"Our government is committed to assisting farmers in getting their grain out of the bins and to market as quickly as possible," Highways and Infrastructure Minister Don McMorris said.
"While we will continue to protect our investment in highways during the spring thaw, we will allow for some exceptions to spring road bans to facilitate farmers' urgent transportation needs."
Shippers and farmers may apply to district offices for permits that will allow for heavier than published spring weights. Circumstances where permits could be granted include roads where ministry staff determine heavier loads will not cause undue road damage, or during colder than seasonal temperatures.
Haulers must hold a permit to access the heavier weights.
This flexible approach applies only to agricultural commodities.
The ministry is also launching two pilot projects this year that will see nearly 37 kilometres of rural highway upgraded to supergrids, which will allow for year-round heavy hauling for shippers and farmers.
"Many highways across Saskatchewan are subject to weight restrictions during spring thaw," McMorris said. "Our supergrid pilot projects on Highways 361 and 47 will see low traffic volume, poor-condition roads upgraded to safer, full primary weight supergrids that are no longer subject to weight restrictions."
Supergrids, at half of the cost of a primary weight pavement, have been used successfully in Alberta and other jurisdictions. These wider grid roads, built on an engineered base, can accommodate the heaviest allowable payloads. The two supergrid projects, which are planned for construction this year, are:
*Thirty-one kilometres of Highway 361 from the junction of Highway 9 east to Alida;
*A 5 1/2 kilometre portion of Highway 47, beginning 20 kilometres north of Stoughton.
"We are pleased that the government recognized the need for improvements on Highway 361, and we look forward to the upgrades," Alida Mayor James Boettcher said. "There is a tremendous amount of oil and gas activity in our area, but with that comes the need to upgrade the road system to accommodate heavy truck traffic."

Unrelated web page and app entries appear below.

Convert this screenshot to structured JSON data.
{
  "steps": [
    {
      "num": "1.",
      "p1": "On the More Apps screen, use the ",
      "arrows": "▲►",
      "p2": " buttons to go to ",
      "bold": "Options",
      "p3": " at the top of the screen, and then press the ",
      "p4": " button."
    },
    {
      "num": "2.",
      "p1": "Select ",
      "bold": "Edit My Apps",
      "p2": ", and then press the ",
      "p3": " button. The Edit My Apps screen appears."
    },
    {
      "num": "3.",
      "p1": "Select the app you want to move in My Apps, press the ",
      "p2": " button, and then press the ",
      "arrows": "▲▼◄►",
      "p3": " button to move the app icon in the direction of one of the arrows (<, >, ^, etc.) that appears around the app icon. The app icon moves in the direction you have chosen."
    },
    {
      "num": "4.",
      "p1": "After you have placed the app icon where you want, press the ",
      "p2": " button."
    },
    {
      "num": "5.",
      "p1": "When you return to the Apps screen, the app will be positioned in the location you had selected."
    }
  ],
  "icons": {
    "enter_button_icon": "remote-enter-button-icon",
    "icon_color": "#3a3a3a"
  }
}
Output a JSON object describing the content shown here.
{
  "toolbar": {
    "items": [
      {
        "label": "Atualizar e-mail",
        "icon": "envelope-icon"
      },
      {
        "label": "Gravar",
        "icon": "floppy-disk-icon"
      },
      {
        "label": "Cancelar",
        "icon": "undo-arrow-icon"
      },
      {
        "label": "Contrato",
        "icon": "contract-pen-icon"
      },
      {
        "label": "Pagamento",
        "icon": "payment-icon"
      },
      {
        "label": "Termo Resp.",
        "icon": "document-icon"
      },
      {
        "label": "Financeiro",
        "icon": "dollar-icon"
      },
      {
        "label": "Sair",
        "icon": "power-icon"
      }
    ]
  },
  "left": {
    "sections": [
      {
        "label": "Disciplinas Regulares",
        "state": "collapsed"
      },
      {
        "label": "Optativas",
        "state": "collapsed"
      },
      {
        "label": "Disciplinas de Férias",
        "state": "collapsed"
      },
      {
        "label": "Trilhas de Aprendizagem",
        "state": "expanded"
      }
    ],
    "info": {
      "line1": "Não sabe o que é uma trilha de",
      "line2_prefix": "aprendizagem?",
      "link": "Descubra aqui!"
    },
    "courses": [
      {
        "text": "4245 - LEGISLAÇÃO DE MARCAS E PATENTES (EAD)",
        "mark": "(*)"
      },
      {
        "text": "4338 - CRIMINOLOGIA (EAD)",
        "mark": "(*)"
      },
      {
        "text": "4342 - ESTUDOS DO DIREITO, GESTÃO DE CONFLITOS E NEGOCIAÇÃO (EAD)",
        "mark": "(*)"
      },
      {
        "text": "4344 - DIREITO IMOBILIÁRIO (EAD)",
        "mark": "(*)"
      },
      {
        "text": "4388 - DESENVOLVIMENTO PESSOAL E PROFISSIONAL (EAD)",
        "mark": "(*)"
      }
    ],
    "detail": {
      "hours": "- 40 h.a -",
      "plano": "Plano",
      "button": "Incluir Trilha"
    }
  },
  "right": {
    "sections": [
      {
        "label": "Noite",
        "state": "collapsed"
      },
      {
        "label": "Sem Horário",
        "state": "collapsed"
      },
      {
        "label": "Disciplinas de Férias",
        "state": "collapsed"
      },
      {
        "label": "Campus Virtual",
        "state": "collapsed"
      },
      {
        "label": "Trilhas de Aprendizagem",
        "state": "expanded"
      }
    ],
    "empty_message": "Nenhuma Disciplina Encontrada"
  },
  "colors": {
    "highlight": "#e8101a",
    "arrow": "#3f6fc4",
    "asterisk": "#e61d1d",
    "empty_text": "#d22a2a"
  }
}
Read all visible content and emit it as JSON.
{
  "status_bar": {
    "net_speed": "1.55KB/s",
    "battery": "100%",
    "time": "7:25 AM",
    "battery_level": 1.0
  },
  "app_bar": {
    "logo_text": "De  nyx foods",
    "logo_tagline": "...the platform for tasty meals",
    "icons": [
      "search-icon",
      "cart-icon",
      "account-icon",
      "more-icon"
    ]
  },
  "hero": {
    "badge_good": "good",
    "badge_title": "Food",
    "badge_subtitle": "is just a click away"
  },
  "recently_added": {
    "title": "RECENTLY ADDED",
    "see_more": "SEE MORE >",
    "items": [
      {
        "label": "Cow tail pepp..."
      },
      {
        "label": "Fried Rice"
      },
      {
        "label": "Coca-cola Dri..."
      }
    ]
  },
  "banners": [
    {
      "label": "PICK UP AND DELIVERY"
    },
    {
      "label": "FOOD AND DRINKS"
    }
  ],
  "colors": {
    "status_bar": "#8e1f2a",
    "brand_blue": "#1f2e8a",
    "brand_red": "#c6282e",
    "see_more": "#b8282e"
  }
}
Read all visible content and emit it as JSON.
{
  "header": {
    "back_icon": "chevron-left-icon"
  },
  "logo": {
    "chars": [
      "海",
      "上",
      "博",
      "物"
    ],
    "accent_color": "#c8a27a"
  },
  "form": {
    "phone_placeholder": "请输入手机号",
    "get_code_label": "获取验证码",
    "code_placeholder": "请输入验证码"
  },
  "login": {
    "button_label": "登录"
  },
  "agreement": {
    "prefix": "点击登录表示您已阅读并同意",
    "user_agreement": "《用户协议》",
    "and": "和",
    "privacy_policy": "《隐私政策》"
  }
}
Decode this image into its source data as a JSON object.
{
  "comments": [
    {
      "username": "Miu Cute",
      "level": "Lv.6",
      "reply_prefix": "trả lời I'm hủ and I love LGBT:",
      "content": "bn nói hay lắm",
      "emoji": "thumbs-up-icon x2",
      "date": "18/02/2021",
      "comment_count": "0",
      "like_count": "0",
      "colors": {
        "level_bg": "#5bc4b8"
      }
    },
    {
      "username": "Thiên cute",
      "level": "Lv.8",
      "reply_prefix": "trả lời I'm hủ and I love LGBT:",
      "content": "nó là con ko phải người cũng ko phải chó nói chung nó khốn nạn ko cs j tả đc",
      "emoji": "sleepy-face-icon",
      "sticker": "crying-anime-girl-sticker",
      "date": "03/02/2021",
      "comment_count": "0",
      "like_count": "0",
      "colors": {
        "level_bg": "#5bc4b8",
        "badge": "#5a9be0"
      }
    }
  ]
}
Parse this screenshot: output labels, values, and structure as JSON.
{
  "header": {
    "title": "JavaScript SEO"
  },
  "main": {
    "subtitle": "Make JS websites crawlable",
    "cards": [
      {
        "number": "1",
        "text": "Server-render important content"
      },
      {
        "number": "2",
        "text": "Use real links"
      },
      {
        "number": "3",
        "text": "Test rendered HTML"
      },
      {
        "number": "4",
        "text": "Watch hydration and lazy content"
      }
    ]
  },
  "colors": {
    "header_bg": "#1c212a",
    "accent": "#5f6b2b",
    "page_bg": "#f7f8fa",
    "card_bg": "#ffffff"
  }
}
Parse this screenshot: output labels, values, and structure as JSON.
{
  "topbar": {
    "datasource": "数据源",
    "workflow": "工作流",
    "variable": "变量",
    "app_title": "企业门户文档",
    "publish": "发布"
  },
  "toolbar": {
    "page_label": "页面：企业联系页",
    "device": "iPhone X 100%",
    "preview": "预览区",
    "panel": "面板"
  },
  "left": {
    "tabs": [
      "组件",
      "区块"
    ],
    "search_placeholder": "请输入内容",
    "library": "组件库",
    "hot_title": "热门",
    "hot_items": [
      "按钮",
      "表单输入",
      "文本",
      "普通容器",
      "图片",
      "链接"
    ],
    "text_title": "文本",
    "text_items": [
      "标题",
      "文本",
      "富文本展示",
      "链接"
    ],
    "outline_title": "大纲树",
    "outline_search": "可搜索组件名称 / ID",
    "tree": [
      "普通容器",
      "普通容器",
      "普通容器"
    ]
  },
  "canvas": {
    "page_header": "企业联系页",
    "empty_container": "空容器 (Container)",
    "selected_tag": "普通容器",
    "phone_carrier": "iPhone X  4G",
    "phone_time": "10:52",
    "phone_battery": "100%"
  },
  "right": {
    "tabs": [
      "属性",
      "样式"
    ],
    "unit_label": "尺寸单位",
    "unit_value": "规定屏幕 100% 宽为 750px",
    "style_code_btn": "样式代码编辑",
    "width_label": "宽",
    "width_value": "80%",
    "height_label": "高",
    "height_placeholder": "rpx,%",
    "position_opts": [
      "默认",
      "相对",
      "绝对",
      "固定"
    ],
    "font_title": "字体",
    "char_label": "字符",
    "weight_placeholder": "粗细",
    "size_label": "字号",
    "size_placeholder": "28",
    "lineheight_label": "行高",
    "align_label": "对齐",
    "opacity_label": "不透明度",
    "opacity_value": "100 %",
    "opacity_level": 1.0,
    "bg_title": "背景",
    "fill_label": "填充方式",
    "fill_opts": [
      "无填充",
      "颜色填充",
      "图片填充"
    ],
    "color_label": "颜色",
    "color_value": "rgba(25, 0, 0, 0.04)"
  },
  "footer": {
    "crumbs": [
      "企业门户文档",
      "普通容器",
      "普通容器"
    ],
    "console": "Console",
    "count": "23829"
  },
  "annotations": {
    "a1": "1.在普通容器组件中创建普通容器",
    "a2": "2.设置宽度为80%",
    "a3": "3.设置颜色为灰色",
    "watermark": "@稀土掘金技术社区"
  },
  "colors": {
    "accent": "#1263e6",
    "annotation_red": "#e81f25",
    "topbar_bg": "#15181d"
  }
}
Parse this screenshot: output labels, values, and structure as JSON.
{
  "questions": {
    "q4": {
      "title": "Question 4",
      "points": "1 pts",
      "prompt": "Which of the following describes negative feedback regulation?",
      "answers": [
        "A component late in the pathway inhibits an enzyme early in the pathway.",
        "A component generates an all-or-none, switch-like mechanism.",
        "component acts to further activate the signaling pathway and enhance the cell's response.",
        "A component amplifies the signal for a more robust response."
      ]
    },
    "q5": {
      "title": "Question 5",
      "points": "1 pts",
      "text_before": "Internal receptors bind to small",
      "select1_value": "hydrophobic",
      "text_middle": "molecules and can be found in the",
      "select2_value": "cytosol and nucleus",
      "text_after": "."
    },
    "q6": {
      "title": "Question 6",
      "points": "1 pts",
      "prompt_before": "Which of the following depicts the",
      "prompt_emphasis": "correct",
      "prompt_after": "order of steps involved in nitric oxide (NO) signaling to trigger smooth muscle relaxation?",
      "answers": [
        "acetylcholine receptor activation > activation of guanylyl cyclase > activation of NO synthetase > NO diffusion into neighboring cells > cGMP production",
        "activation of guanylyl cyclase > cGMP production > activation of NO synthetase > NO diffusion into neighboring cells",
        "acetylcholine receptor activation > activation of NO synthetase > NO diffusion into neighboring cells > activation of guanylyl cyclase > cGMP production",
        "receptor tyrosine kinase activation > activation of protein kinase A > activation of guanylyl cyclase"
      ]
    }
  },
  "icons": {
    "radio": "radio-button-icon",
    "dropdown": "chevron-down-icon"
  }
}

With the recently announced budget, the province has invested $1.8 billion in transportation since 2011, well ahead of the pace to meet the government's commitment to invest $2.2 billion over four years.